GIVEN RECORDS —
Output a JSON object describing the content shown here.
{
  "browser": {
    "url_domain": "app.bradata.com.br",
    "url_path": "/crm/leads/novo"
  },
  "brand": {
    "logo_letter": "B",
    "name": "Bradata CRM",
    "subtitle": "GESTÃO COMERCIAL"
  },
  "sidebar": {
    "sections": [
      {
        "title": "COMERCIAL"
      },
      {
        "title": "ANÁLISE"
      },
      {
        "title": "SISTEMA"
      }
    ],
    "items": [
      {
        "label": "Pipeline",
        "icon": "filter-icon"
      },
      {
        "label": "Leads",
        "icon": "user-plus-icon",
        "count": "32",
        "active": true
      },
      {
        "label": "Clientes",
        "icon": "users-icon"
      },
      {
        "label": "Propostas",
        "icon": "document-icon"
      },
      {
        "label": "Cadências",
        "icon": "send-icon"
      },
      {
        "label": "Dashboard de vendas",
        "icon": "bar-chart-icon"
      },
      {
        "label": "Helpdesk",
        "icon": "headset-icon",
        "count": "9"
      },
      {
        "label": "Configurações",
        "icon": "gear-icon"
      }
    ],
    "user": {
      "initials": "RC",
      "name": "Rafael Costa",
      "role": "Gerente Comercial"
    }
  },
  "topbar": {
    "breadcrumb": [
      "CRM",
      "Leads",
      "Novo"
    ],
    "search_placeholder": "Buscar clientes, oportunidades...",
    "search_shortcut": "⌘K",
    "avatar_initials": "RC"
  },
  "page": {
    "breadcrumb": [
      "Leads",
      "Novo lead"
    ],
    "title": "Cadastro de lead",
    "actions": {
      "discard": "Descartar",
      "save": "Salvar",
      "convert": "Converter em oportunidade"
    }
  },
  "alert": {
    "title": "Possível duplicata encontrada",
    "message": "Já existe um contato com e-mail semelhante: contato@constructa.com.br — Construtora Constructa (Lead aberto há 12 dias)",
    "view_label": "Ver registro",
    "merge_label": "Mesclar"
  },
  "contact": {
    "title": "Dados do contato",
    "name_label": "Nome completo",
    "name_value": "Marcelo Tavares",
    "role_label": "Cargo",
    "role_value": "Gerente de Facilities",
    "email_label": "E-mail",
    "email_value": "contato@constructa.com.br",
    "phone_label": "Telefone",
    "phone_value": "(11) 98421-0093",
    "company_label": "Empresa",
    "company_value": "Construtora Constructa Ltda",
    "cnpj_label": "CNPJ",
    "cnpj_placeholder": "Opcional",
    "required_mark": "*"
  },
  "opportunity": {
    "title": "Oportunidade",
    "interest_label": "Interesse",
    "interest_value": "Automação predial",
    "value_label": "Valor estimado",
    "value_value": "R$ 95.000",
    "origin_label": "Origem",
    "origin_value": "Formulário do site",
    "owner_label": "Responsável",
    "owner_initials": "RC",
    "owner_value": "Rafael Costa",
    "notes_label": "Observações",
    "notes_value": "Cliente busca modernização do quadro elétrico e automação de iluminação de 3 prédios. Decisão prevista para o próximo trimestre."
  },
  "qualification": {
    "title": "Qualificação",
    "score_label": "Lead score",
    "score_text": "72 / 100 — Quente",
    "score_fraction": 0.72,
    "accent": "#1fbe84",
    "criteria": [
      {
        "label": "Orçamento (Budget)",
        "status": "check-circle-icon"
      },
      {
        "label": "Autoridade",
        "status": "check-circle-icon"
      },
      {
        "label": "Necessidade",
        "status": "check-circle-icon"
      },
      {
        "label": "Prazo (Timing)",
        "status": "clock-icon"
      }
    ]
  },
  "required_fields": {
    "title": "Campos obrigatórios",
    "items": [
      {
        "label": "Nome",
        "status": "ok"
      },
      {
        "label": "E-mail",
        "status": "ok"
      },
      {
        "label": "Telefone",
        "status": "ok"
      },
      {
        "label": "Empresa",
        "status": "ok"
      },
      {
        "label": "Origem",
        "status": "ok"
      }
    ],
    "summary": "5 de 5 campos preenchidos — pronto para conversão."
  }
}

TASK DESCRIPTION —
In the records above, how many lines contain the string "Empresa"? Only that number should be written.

ANSWER BELOW —
2